The physician leader felt perplexed. The providers in his hospitals did not use the ERAS protocol in their practices. Why not move from a standard instruction to avoid eating and drinking after midnight the night before surgery? Evidence indicates that patients do better in surgery and recovery with a more tailored approach. This modified fasting allows clear, carbohydrate-rich fluids up to two hours before a procedure. Had the doctors missed the literature?
So he asked them.
It turns out, they knew the literature surrounding ERAS protocol. They just didn’t think the guidelines applied in their setting. Also, they didn’t believe their patients would be capable of following these more nuanced instructions. Further, the healthcare system doesn’t support providers and patients who use updated approach to surgery. And, in the absence of systematic support, only professional judgement remains.
A Simple Solution: An ERAS Protocol Checklist

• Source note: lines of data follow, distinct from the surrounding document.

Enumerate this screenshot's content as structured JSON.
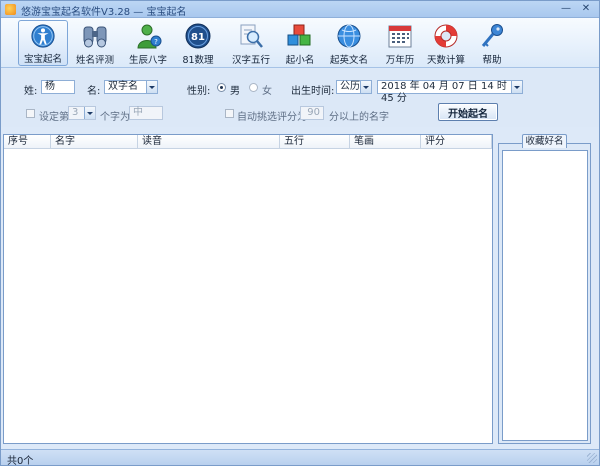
{
  "window": {
    "title": "悠游宝宝起名软件V3.28  —  宝宝起名",
    "minimize": "—",
    "close": "✕"
  },
  "toolbar": [
    {
      "label": "宝宝起名",
      "icon": "baby-icon",
      "active": true
    },
    {
      "label": "姓名评测",
      "icon": "binoculars-icon",
      "active": false
    },
    {
      "label": "生辰八字",
      "icon": "person-icon",
      "active": false
    },
    {
      "label": "81数理",
      "icon": "number-81-icon",
      "active": false
    },
    {
      "label": "汉字五行",
      "icon": "magnifier-icon",
      "active": false
    },
    {
      "label": "起小名",
      "icon": "cubes-icon",
      "active": false
    },
    {
      "label": "起英文名",
      "icon": "globe-icon",
      "active": false
    },
    {
      "label": "万年历",
      "icon": "calendar-icon",
      "active": false
    },
    {
      "label": "天数计算",
      "icon": "lifebuoy-icon",
      "active": false
    },
    {
      "label": "帮助",
      "icon": "key-icon",
      "active": false
    }
  ],
  "form": {
    "surname_label": "姓:",
    "surname_value": "杨",
    "name_label": "名:",
    "name_type": "双字名",
    "gender_label": "性别:",
    "gender_male": "男",
    "gender_female": "女",
    "birth_label": "出生时间:",
    "calendar_type": "公历",
    "birth_datetime": "2018 年 04 月 07 日  14 时 45 分",
    "set_nth_label": "设定第",
    "nth_value": "3",
    "nth_suffix": "个字为",
    "nth_char": "中",
    "auto_pick_label": "自动挑选评分为",
    "score_value": "90",
    "score_suffix": "分以上的名字",
    "start_button": "开始起名"
  },
  "table": {
    "columns": [
      "序号",
      "名字",
      "读音",
      "五行",
      "笔画",
      "评分"
    ],
    "rows": []
  },
  "favorites": {
    "tab_label": "收藏好名"
  },
  "status": {
    "text": "共0个"
  }
}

Rather than suggest a solution as complex as the problem, we’d like to suggest something simple. We believe An ERAS protocol checklist represents a small portion of a solution. It has been almost a decade since Atul Gawande, MD, released The Checklist Manifesto. The book features an alluring idea: What if the medical innovation we need isn’t a groundbreaking new drug or whiz-bang technology. What if it’s a standard operating procedure, a modest checklist?
Checklists first rose to prominence as a safeguard for keeping gigantic airplanes in the sky. A checklist solved easily-overlooked yet critically-important steps in successfully in flying a new model of plane. Checklists have been deployed to similarly dramatic effect in healthcare. They cut infection rates, reduced patient pain and suffering, and saved lives. ERAS protocols represent one category of checklists. But it’s an important category designed to optimize the surgery and recovery experience for patients.
The Ease of Checklists
To put it bluntly, checklists make screw-ups less likely. What are the common screw-ups in surgery? Infections and complications that lead to reoperations headline the list. But what about failing to give a patient information widely known to improve his or her surgical experience? Say, for instance, instructions about eating and drinking prior to surgery? Or pain management? Or procedural options?
These process-oriented screw-ups amount to issues equal to, if not more troubling than, outcomes-oriented measures more commonly reported today. They lead to opioid addiction. And they lead to unnecessarily long post-surgical recovery. They also lead to substantial economic costs and waste. A checklist that implements the ERAS protocol can change that when it comes to surgery.
The idea of checklists has been with us for nearly 100 years. They can keep planes out of trouble. So they can also keep your loved ones, your coworkers, your plan’s members and others from experiencing bad surgical outcomes as well.